Kenneth Earl (Ken) Rice was born in Attapulgus and moved to Bainbridge where he played football, basketball, baseball, and was State Champion in shot put and discus at Bainbridge High. Heavily recruited he chose Auburn accepting a football scholarship in 1957. As a sophomore in 1958, Rice was named to the SEC's All-Sophomore Team as the Tigers posted a 9–0–1 record. After being named the top offensive lineman in the Southeastern Conference as a junior in 1959, Ken Rice out did himself as a senior in 1960. Not only did he repeat as the SEC's best blocker on offense, Rice also earned the honor as the league's best defensive lineman. Ken was drafted in the first round in both the 1961 NFL Draft and the 1961 AFL draft.
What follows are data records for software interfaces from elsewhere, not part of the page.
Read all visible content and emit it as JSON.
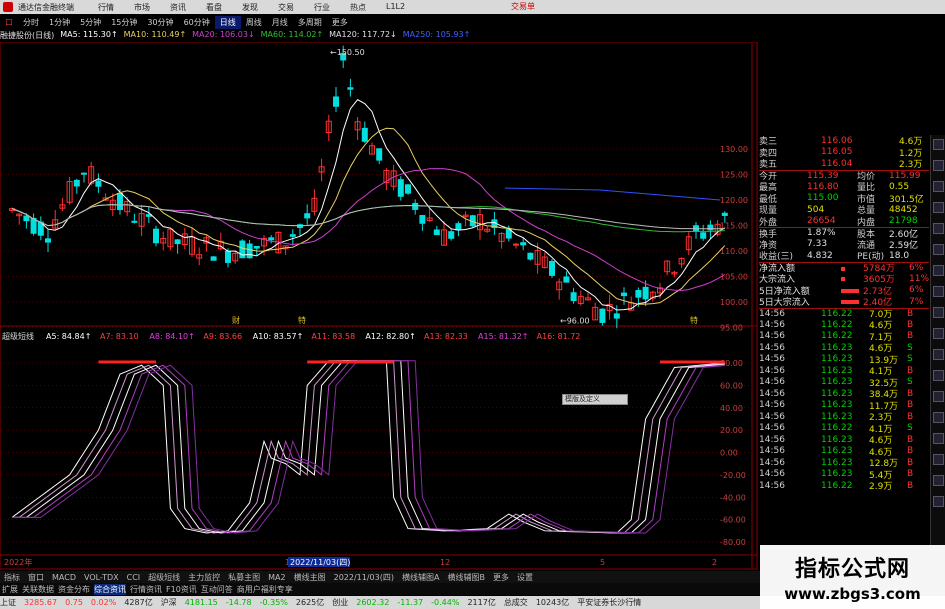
{
  "titlebar": {
    "app_title": "通达信金融终端",
    "menu": [
      "行情",
      "市场",
      "资讯",
      "看盘",
      "发现",
      "交易",
      "行业",
      "热点",
      "L1L2"
    ],
    "trade_label": "交易单"
  },
  "period_tabs": [
    "口",
    "分时",
    "1分钟",
    "5分钟",
    "15分钟",
    "30分钟",
    "60分钟",
    "日线",
    "周线",
    "月线",
    "多周期",
    "更多"
  ],
  "active_period": "日线",
  "ma_legend": {
    "stock": "融捷股份(日线)",
    "items": [
      {
        "label": "MA5: 115.30↑",
        "color": "#ffffff"
      },
      {
        "label": "MA10: 110.49↑",
        "color": "#e8d060"
      },
      {
        "label": "MA20: 106.03↓",
        "color": "#d040d0"
      },
      {
        "label": "MA60: 114.02↑",
        "color": "#30c030"
      },
      {
        "label": "MA120: 117.72↓",
        "color": "#e0e0e0"
      },
      {
        "label": "MA250: 105.93↑",
        "color": "#4060ff"
      }
    ]
  },
  "colors": {
    "up": "#ff3030",
    "down": "#00e0e0",
    "grid": "#8b0000"
  },
  "main_chart": {
    "y_ticks": [
      "130.00",
      "125.00",
      "120.00",
      "115.00",
      "110.00",
      "105.00",
      "100.00",
      "95.00"
    ],
    "annotations": {
      "high": "150.50",
      "low": "96.00"
    },
    "markers": [
      "财",
      "特",
      "特"
    ]
  },
  "indicator": {
    "name": "超级短线",
    "legend": [
      {
        "label": "A5: 84.84↑",
        "color": "#ffffff"
      },
      {
        "label": "A7: 83.10",
        "color": "#ff4040"
      },
      {
        "label": "A8: 84.10↑",
        "color": "#e040e0"
      },
      {
        "label": "A9: 83.66",
        "color": "#ff4040"
      },
      {
        "label": "A10: 83.57↑",
        "color": "#ffffff"
      },
      {
        "label": "A11: 83.58",
        "color": "#ff4040"
      },
      {
        "label": "A12: 82.80↑",
        "color": "#ffffff"
      },
      {
        "label": "A13: 82.33",
        "color": "#ff4040"
      },
      {
        "label": "A15: 81.32↑",
        "color": "#e040e0"
      },
      {
        "label": "A16: 81.72",
        "color": "#ff4040"
      }
    ],
    "y_ticks": [
      "80.00",
      "60.00",
      "40.00",
      "20.00",
      "0.00",
      "-20.00",
      "-40.00",
      "-60.00",
      "-80.00"
    ]
  },
  "x_axis": {
    "labels": [
      "2022年",
      "11",
      "2022/11/03(四)",
      "12",
      "5",
      "2"
    ]
  },
  "popup": {
    "text": "模版及定义"
  },
  "order_book": {
    "asks": [
      {
        "label": "卖三",
        "price": "116.06",
        "vol": "4.6万"
      },
      {
        "label": "卖四",
        "price": "116.05",
        "vol": "1.2万"
      },
      {
        "label": "卖五",
        "price": "116.04",
        "vol": "2.3万"
      }
    ],
    "stats": [
      [
        "今开",
        "115.39",
        "均价",
        "115.99"
      ],
      [
        "最高",
        "116.80",
        "量比",
        "0.55"
      ],
      [
        "最低",
        "115.00",
        "市值",
        "301.5亿"
      ],
      [
        "现量",
        "504",
        "总量",
        "48452"
      ],
      [
        "外盘",
        "26654",
        "内盘",
        "21798"
      ]
    ],
    "fund": [
      [
        "换手",
        "1.87%",
        "股本",
        "2.60亿"
      ],
      [
        "净资",
        "7.33",
        "流通",
        "2.59亿"
      ],
      [
        "收益(三)",
        "4.832",
        "PE(动)",
        "18.0"
      ]
    ],
    "flows": [
      {
        "label": "净流入额",
        "value": "5784万",
        "pct": "6%"
      },
      {
        "label": "大宗流入",
        "value": "3605万",
        "pct": "11%"
      },
      {
        "label": "5日净流入额",
        "value": "2.73亿",
        "pct": "6%"
      },
      {
        "label": "5日大宗流入",
        "value": "2.40亿",
        "pct": "7%"
      }
    ],
    "ticks": [
      {
        "time": "14:56",
        "price": "116.22",
        "vol": "7.0万",
        "side": "B"
      },
      {
        "time": "14:56",
        "price": "116.22",
        "vol": "4.6万",
        "side": "B"
      },
      {
        "time": "14:56",
        "price": "116.22",
        "vol": "7.1万",
        "side": "B"
      },
      {
        "time": "14:56",
        "price": "116.23",
        "vol": "4.6万",
        "side": "S"
      },
      {
        "time": "14:56",
        "price": "116.23",
        "vol": "13.9万",
        "side": "S"
      },
      {
        "time": "14:56",
        "price": "116.23",
        "vol": "4.1万",
        "side": "B"
      },
      {
        "time": "14:56",
        "price": "116.23",
        "vol": "32.5万",
        "side": "S"
      },
      {
        "time": "14:56",
        "price": "116.23",
        "vol": "38.4万",
        "side": "B"
      },
      {
        "time": "14:56",
        "price": "116.23",
        "vol": "11.7万",
        "side": "B"
      },
      {
        "time": "14:56",
        "price": "116.23",
        "vol": "2.3万",
        "side": "B"
      },
      {
        "time": "14:56",
        "price": "116.22",
        "vol": "4.1万",
        "side": "S"
      },
      {
        "time": "14:56",
        "price": "116.23",
        "vol": "4.6万",
        "side": "B"
      },
      {
        "time": "14:56",
        "price": "116.23",
        "vol": "4.6万",
        "side": "B"
      },
      {
        "time": "14:56",
        "price": "116.23",
        "vol": "12.8万",
        "side": "B"
      },
      {
        "time": "14:56",
        "price": "116.23",
        "vol": "5.4万",
        "side": "B"
      },
      {
        "time": "14:56",
        "price": "116.22",
        "vol": "2.9万",
        "side": "B"
      }
    ]
  },
  "indicator_tabs": [
    "指标",
    "窗口",
    "MACD",
    "VOL-TDX",
    "CCI",
    "超级短线",
    "主力监控",
    "私募主图",
    "MA2",
    "横线主图",
    "2022/11/03(四)",
    "横线辅图A",
    "横线辅图B",
    "更多",
    "设置"
  ],
  "main_tabs": [
    "扩展",
    "关联数据",
    "资金分布",
    "综合资讯",
    "行情资讯",
    "F10资讯",
    "互动问答",
    "商用户福利专享"
  ],
  "active_main_tab": "综合资讯",
  "statusbar": [
    {
      "text": "上证",
      "cls": ""
    },
    {
      "text": "3285.67",
      "cls": "up"
    },
    {
      "text": "0.75",
      "cls": "up"
    },
    {
      "text": "0.02%",
      "cls": "up"
    },
    {
      "text": "4287亿",
      "cls": ""
    },
    {
      "text": "沪深",
      "cls": ""
    },
    {
      "text": "4181.15",
      "cls": "dn"
    },
    {
      "text": "-14.78",
      "cls": "dn"
    },
    {
      "text": "-0.35%",
      "cls": "dn"
    },
    {
      "text": "2625亿",
      "cls": ""
    },
    {
      "text": "创业",
      "cls": ""
    },
    {
      "text": "2602.32",
      "cls": "dn"
    },
    {
      "text": "-11.37",
      "cls": "dn"
    },
    {
      "text": "-0.44%",
      "cls": "dn"
    },
    {
      "text": "2117亿",
      "cls": ""
    },
    {
      "text": "总成交",
      "cls": ""
    },
    {
      "text": "10243亿",
      "cls": ""
    },
    {
      "text": "平安证券长沙行情",
      "cls": ""
    }
  ],
  "watermark": {
    "title": "指标公式网",
    "url": "www.zbgs3.com"
  }
}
He would go first to Buffalo and in his rookie season was selected to the 1961 AFL All-Star game. He was also named a second team All-AFL lineman that season. He would play professionally for seven years with the Bills, Oakland Raiders, and the Miami Dolphins. Rice retired from football after the 1967 season due to a back injury.
Lawrence W. “Chip” Robert was on one of the very first Georgia Tech cross country teams, as well as the baseball and football teams. He earned twelve varsity letters between three sports and was captain of each team at least once. He earned degrees in civil engineering in 1908 and electrical engineering in 1909. He founded Robert and Company, an architectural and engineering firm, in 1917. Robert was appointed as Assistant Secretary of the Treasury (1933-1936) by President Franklin D. Roosevelt. After World War II, Chip served as envoy and special delegate under President Truman and traveled the world assessing conditions. He was one of the first American businessmen to travel to the Soviet Union and also was instrumental in bringing Northern businesses into partnerships with Southern industries. Robert had a love affair with Georgia Tech. He had more influence over Tech Athletics than any other individual as he was responsible for bringing Bobby Dodd to Tech to coach football and he worked out the details for the Tech series against National power Notre Dame. Chip was a member of Tech's Athletic Board for over half a century. In 1934 he was presented with Tech's first distinguished alumni award.